Friday, November 12, 2010
#50 - Rod Carew
Not too much to reveal about this guy. I remember watching a show where they had Rod batting super-slow motion and you could actually see him adjusting his swing halfway through the swing itself. It was pretty amazing. This man could just hit his ass off. And in '73 he did just that, leading the AL with his .350 average and his hits and triples totals. Plus he stole 41 bases, until then his MLB high.
Rod Carew was born in Panama in interesting circumstances (see below). While he was in high school his mom moved with Rod and his brother to NYC to get away from Rod's dad, who was an abusive guy. Rod played some club ball, got a tryout with the Twins when they were in town to play the Yankees, and got signed on the spot in '64. He then put in three seasons in the minors - a year in Rookie ball and two in A ball - during which he of course averaged .300, stole 114 bases, and also found time for military reserve work (and he wasn't even a citizen!). In '67 he got promoted all the way to the top.
Carew moved right into the starting second baseman job for the Twins and won the '67 AL Rookie of the Year. He was also an All-Star which he remained every season but his last, or 18 consecutive years. That first year was extra fun because Minnesota was in it until the final game of the season. '68 was a little bit of a discount but so was just about EVERY hitter's '68. But he made up for that in '69 by winning his first batting title and stealing home seven times. In '70 Rod was cranking when he got taken out by a Mike Hegan slide at second and missed over half the season to leg surgery. '71 was a nice comeback year, '72 another hitting title, and '73 ushered in the big stolen base totals. In '74 (.364) and '75 (.359) came two more titles. That second year Rod began putting in some time at first, a position he would then play for pretty much the duration of his career.. In '76 he missed another title by three points and in '77 he had his best year, flirting with .400 - he finished at .388 - and having his only 100-RBI season, as well as a .449 OBA. He won the AL MVP that year. After one more season - and title (.333) - he finally got out of Calvin's miserly domain and went to the Angels in a pretty big trade. Four guys came over from California. I remember one of them, Ken Landreaux, said he should have been traded even-up (what a boob!) for Rod.
With California the batting titles stopped but the hitting sure didn't and his first season of '79, though he missed nearly two months with a broken thumb, Carew was rewarded with his first post-season time in almost a decade.He added 13 points to his average in '80, kept it north of .300 during the strike year and in '82 helped the Angels to another post-season berth with his .319.He topped out for California with a .339 in '83 and then played two more years, retiring after the '85 season. Rod finished with a .328 average, 3,053 hits, over 1,000 stolen bases, and a .393 OBA. The only real viable knock on him was his poor post-season average of .220 in his 14 games.
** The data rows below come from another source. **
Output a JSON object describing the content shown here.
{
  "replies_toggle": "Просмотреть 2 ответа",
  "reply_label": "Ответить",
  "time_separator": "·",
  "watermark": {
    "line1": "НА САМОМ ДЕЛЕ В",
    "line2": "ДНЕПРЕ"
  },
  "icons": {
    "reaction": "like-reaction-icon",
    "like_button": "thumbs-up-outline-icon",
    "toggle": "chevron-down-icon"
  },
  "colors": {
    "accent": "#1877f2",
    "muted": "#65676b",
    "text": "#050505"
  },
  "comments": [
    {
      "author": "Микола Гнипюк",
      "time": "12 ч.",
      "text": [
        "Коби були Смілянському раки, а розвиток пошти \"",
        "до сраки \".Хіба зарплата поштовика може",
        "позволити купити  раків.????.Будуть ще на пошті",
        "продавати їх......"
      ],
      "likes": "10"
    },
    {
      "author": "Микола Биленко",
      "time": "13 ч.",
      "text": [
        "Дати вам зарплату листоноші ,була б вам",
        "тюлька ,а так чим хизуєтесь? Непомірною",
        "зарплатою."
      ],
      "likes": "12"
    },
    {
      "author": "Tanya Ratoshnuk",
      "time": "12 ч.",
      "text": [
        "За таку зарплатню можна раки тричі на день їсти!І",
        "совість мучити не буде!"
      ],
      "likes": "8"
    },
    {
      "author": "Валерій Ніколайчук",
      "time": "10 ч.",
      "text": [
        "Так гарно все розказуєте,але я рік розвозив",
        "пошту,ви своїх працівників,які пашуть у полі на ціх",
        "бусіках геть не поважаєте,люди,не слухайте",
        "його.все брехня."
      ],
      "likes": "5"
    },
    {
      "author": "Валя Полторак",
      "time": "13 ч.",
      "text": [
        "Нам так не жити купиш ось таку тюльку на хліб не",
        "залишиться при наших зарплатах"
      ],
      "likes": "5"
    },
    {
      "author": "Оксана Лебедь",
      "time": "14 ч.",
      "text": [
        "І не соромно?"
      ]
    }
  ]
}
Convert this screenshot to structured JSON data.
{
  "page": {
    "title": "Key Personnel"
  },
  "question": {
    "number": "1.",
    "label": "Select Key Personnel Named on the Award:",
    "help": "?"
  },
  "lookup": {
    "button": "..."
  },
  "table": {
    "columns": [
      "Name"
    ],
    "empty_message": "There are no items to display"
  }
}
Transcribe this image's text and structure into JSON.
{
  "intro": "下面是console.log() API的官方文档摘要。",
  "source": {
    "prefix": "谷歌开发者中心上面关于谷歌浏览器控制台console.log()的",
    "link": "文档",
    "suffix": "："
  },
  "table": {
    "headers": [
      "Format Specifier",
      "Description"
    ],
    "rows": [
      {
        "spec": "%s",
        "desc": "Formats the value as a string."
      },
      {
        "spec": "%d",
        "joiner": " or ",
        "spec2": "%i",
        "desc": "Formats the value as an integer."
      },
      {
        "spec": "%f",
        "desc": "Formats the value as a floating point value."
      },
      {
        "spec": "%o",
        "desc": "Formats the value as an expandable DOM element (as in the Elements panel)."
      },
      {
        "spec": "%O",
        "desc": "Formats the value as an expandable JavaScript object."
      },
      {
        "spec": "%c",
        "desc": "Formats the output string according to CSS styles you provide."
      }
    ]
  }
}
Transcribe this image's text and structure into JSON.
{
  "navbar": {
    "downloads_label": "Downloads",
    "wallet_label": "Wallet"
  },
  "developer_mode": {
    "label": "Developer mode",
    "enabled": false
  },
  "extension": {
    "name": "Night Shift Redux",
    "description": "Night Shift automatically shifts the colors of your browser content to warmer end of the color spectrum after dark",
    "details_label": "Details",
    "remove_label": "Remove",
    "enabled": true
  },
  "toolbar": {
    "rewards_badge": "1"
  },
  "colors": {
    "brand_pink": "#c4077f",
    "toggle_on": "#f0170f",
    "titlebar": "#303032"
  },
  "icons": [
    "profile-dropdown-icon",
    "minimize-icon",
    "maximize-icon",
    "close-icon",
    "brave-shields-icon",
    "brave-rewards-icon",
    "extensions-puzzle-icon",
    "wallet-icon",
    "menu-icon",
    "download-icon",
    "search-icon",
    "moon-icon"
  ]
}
Defensively he is in the top 100 for major fielding categories at both first and second base. He made the Hall on his first shot in '91.
Following his career Carew ran his own hitting school from his California home. He then began a long as hitting coach for the Angels ('92-2001) and the Brewers (2002-'03). He made headlines in the mid-90's when his daughter got sick and he pleaded for bone marrow donors. She sadly passed away at an awfully young age.
Some tidbits on the back of the card include his full name (Rodney Cline was the name of the doctor who delivered him - on a train!), and his apparent ability to bunt from the wrong side of the plate.
Given Steve Renko's movement during the second half of his career, this one is easy:
1. Carew and Steve Renko '81 to '82 Angels.